I realized yesterday that being authentic is more important than providing you with something I think you want to read. I’m a real person with real struggles and real joys. This blog won’t help you if you can’t see how someone else deals with what is a real life, adult issue.
After California, my positive energy and mood went in a downward spiral pretty fast. Many have asked me what happened with the house, especially after the fun we had with the financing.
We had to back out of the offer. We made the decision while we were on vacation, after we realized we would have to make the sellers wait six-plus weeks for us to get everything we needed in order. The truth is, I was sad to have to let it go, but it really did make the most sense for us and for the studio.

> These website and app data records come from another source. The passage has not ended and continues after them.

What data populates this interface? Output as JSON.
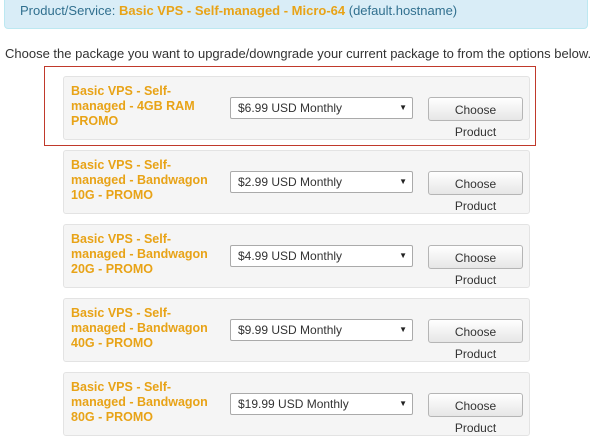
{
  "header": {
    "label": "Product/Service: ",
    "product_name": "Basic VPS - Self-managed - Micro-64",
    "hostname": " (default.hostname)"
  },
  "instructions": "Choose the package you want to upgrade/downgrade your current package to from the options below.",
  "products": [
    {
      "title": "Basic VPS - Self-managed - 4GB RAM PROMO",
      "price": "$6.99 USD Monthly",
      "button": "Choose Product",
      "highlighted": true
    },
    {
      "title": "Basic VPS - Self-managed - Bandwagon 10G - PROMO",
      "price": "$2.99 USD Monthly",
      "button": "Choose Product"
    },
    {
      "title": "Basic VPS - Self-managed - Bandwagon 20G - PROMO",
      "price": "$4.99 USD Monthly",
      "button": "Choose Product"
    },
    {
      "title": "Basic VPS - Self-managed - Bandwagon 40G - PROMO",
      "price": "$9.99 USD Monthly",
      "button": "Choose Product"
    },
    {
      "title": "Basic VPS - Self-managed - Bandwagon 80G - PROMO",
      "price": "$19.99 USD Monthly",
      "button": "Choose Product"
    }
  ],
  "colors": {
    "accent": "#e8a317",
    "info_bg": "#d9edf7",
    "highlight_border": "#c0392b"
  }
}
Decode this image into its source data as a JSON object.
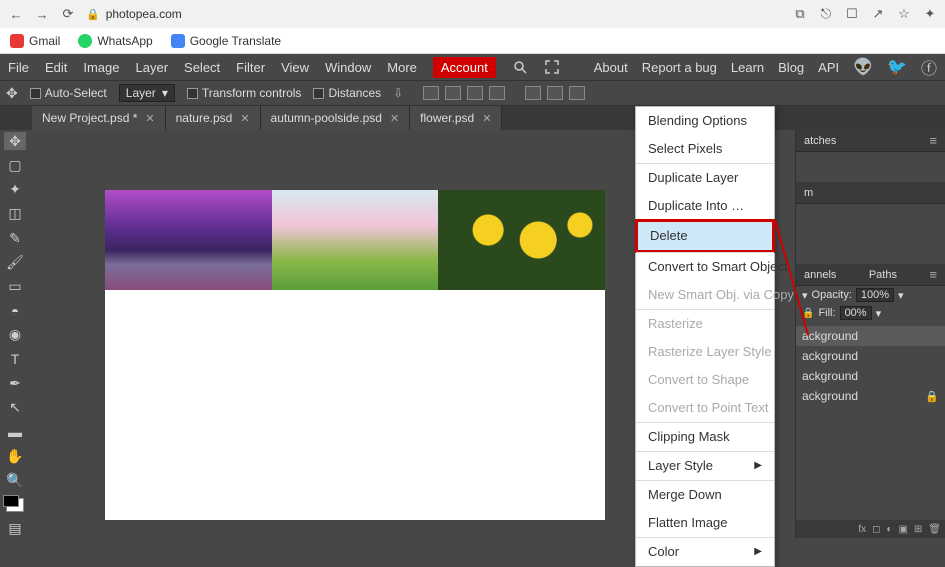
{
  "browser": {
    "url": "photopea.com",
    "bookmarks": [
      "Gmail",
      "WhatsApp",
      "Google Translate"
    ]
  },
  "menubar": {
    "items": [
      "File",
      "Edit",
      "Image",
      "Layer",
      "Select",
      "Filter",
      "View",
      "Window",
      "More"
    ],
    "right": [
      "About",
      "Report a bug",
      "Learn",
      "Blog",
      "API"
    ],
    "account": "Account"
  },
  "optionsbar": {
    "auto_select": "Auto-Select",
    "scope": "Layer",
    "transform": "Transform controls",
    "distances": "Distances"
  },
  "tabs": [
    {
      "label": "New Project.psd *"
    },
    {
      "label": "nature.psd"
    },
    {
      "label": "autumn-poolside.psd"
    },
    {
      "label": "flower.psd"
    }
  ],
  "context_menu": {
    "items": [
      {
        "label": "Blending Options",
        "enabled": true
      },
      {
        "label": "Select Pixels",
        "enabled": true,
        "sep": false
      },
      {
        "label": "Duplicate Layer",
        "enabled": true,
        "sep": true
      },
      {
        "label": "Duplicate Into …",
        "enabled": true
      },
      {
        "label": "Delete",
        "enabled": true,
        "highlight": true
      },
      {
        "label": "Convert to Smart Object",
        "enabled": true,
        "sep": true
      },
      {
        "label": "New Smart Obj. via Copy",
        "enabled": false
      },
      {
        "label": "Rasterize",
        "enabled": false,
        "sep": true
      },
      {
        "label": "Rasterize Layer Style",
        "enabled": false
      },
      {
        "label": "Convert to Shape",
        "enabled": false
      },
      {
        "label": "Convert to Point Text",
        "enabled": false
      },
      {
        "label": "Clipping Mask",
        "enabled": true,
        "sep": true
      },
      {
        "label": "Layer Style",
        "enabled": true,
        "sub": true,
        "sep": true
      },
      {
        "label": "Merge Down",
        "enabled": true,
        "sep": true
      },
      {
        "label": "Flatten Image",
        "enabled": true
      },
      {
        "label": "Color",
        "enabled": true,
        "sub": true,
        "sep": true
      }
    ]
  },
  "panels": {
    "swatches_tab": "atches",
    "histogram_tab": "m",
    "channels_tab": "annels",
    "paths_tab": "Paths",
    "opacity_label": "Opacity:",
    "opacity_value": "100%",
    "fill_label": "Fill:",
    "fill_value": "00%",
    "layers": [
      {
        "name": "ackground",
        "selected": true
      },
      {
        "name": "ackground"
      },
      {
        "name": "ackground"
      },
      {
        "name": "ackground",
        "locked": true
      }
    ]
  }
}
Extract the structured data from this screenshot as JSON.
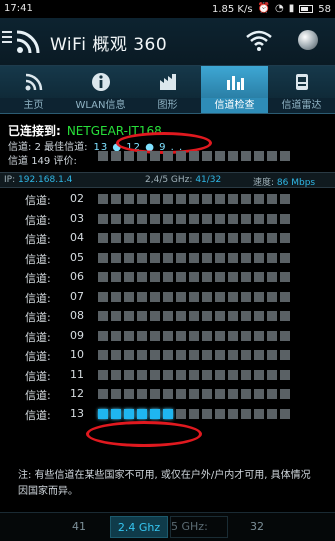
{
  "status_bar": {
    "time": "17:41",
    "speed": "1.85",
    "speed_unit": "K/s",
    "battery": "58"
  },
  "app_bar": {
    "title": "WiFi 概观 360"
  },
  "tabs": [
    {
      "label": "主页",
      "icon": "wifi-signal-icon"
    },
    {
      "label": "WLAN信息",
      "icon": "info-icon"
    },
    {
      "label": "图形",
      "icon": "factory-graph-icon"
    },
    {
      "label": "信道检查",
      "icon": "bar-chart-icon",
      "active": true
    },
    {
      "label": "信道雷达",
      "icon": "radar-icon"
    }
  ],
  "connection": {
    "connected_label": "已连接到:",
    "ssid": "NETGEAR-IT168",
    "channel_label": "信道:",
    "channel": "2",
    "best_label": "最佳信道:",
    "best_channels": "13 ● 12 ● 9 . .",
    "channel_line3_label": "信道",
    "channel3": "149",
    "score_label": "评价:"
  },
  "info_bar": {
    "ip_label": "IP:",
    "ip": "192.168.1.4",
    "band": "2,4/5 GHz:",
    "band_value": "41/32",
    "speed_label": "速度:",
    "speed": "86 Mbps"
  },
  "channels": {
    "label": "信道:",
    "rows": [
      {
        "num": "02",
        "level": 0
      },
      {
        "num": "03",
        "level": 0
      },
      {
        "num": "04",
        "level": 0
      },
      {
        "num": "05",
        "level": 0
      },
      {
        "num": "06",
        "level": 0
      },
      {
        "num": "07",
        "level": 0
      },
      {
        "num": "08",
        "level": 0
      },
      {
        "num": "09",
        "level": 0
      },
      {
        "num": "10",
        "level": 0
      },
      {
        "num": "11",
        "level": 0
      },
      {
        "num": "12",
        "level": 0
      },
      {
        "num": "13",
        "level": 6
      }
    ]
  },
  "note": "注: 有些信道在某些国家不可用, 或仅在户外/户内才可用, 具体情况因国家而异。",
  "bottom_bar": {
    "count_24": "41",
    "band_24": "2.4 Ghz",
    "band_5": "5 GHz:",
    "count_5": "32"
  },
  "colors": {
    "accent": "#2e8cb7",
    "ssid": "#28e03a",
    "active_bar": "#1fb6f0",
    "highlight_ring": "#e0191f"
  }
}
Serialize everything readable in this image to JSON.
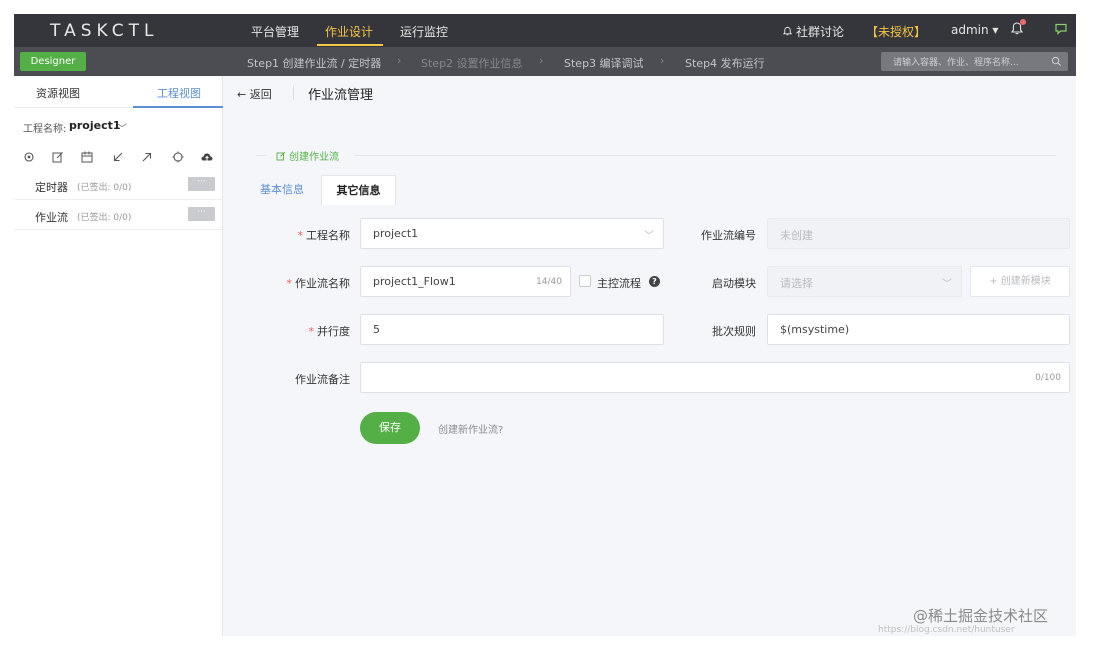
{
  "header": {
    "logo": "TASKCTL",
    "nav": [
      "平台管理",
      "作业设计",
      "运行监控"
    ],
    "community": "社群讨论",
    "license": "【未授权】",
    "user": "admin ▾"
  },
  "stepbar": {
    "designer": "Designer",
    "steps": [
      "Step1 创建作业流 / 定时器",
      "Step2 设置作业信息",
      "Step3 编译调试",
      "Step4 发布运行"
    ],
    "search_placeholder": "请输入容器、作业、程序名称..."
  },
  "sidebar": {
    "tabs": [
      "资源视图",
      "工程视图"
    ],
    "project_label": "工程名称:",
    "project_name": "project1",
    "items": [
      {
        "name": "定时器",
        "sub": "(已签出: 0/0)",
        "more": "···"
      },
      {
        "name": "作业流",
        "sub": "(已签出: 0/0)",
        "more": "···"
      }
    ]
  },
  "main": {
    "back": "← 返回",
    "title": "作业流管理",
    "section": "创建作业流",
    "tabs": [
      "基本信息",
      "其它信息"
    ],
    "form": {
      "project_label": "工程名称",
      "project_value": "project1",
      "flow_no_label": "作业流编号",
      "flow_no_placeholder": "未创建",
      "flow_name_label": "作业流名称",
      "flow_name_value": "project1_Flow1",
      "flow_name_count": "14/40",
      "main_flow_label": "主控流程",
      "start_module_label": "启动模块",
      "start_module_placeholder": "请选择",
      "new_module": "+ 创建新模块",
      "parallel_label": "并行度",
      "parallel_value": "5",
      "batch_label": "批次规则",
      "batch_value": "$(msystime)",
      "remark_label": "作业流备注",
      "remark_count": "0/100",
      "save": "保存",
      "create_new": "创建新作业流?"
    }
  },
  "watermark": {
    "text": "@稀土掘金技术社区",
    "url": "https://blog.csdn.net/huntuser"
  }
}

But then it came down to the big issue: we have nowhere to live.
There is nothing like being homeless and squatting with a friend within the first six months of marriage. Jay and I looked at all of our options, including moving out of state. Frankly, I tried very hard to be open minded about the idea, but the prospect made me physically ill and every time it got brought up I became anxious and prone to tears.
My family and friends, my career, and my support system is here. I can’t imagine leaving all of that behind, especially while Jay still has Defeater. I can’t tell you how much I admire the many women who are strong enough to start over and do that – there are quite a few who read this blog that have done just that. Deep down, though, I knew it wasn’t for me.
I didn’t want to talk about it. Not with my friends, family, or even with any of you. I barely wanted to talk about it with Jay. I was so excited about that house, having a place to call our own, and to be nearer to one of my best friends, that losing it was incredibly painful. I tried to play that pain down, but it had been killing my insides. It was causing me to be very, very cranky (how my husband deals with me, I will never know. He really is amazing).
Everyone had told us not to get attached, but I couldn’t imagine not getting attached to a place we were going to spend thousands of dollars on and would likely be living in for the next 10 years. I wish I listened.
I’ve been antsy, anxious and desperate to get out of our situation. It’s made me cranky and edgy. For anyone who has had to squat for any period of time, it is difficult not to truly have your own space and to have to live by someone else’s rules.
We’re lucky to be living in a beautiful house with an incredibly generous friend. I don’t want to downplay that at all. If it weren’t for him, we’d still be living in the filth and constraints of our last place, or we’d have nowhere to live at all.
I’m just ready to get out, to be a married couple in our first house. I suppose I am ready to talk now because there is a light at the end of the tunnel. We did find a house that we love, that’s perfect for the studio and even has a giant tub and yoga room. It’s the best first house we could ever hope to have, and I am starting to get excited about it.
I’m also trying to be realistic about it. It has been six weeks and the documents we need still have no come through. Thankfully, we have a couple of weeks before we need them. I guess I will feel a lot better and more interested in sharing details once we’ve been able to get financing.
To everyone who has stood by me, talked me through the tough time I was having, and stayed interested in the blog – thank you. It really does mean the world to me.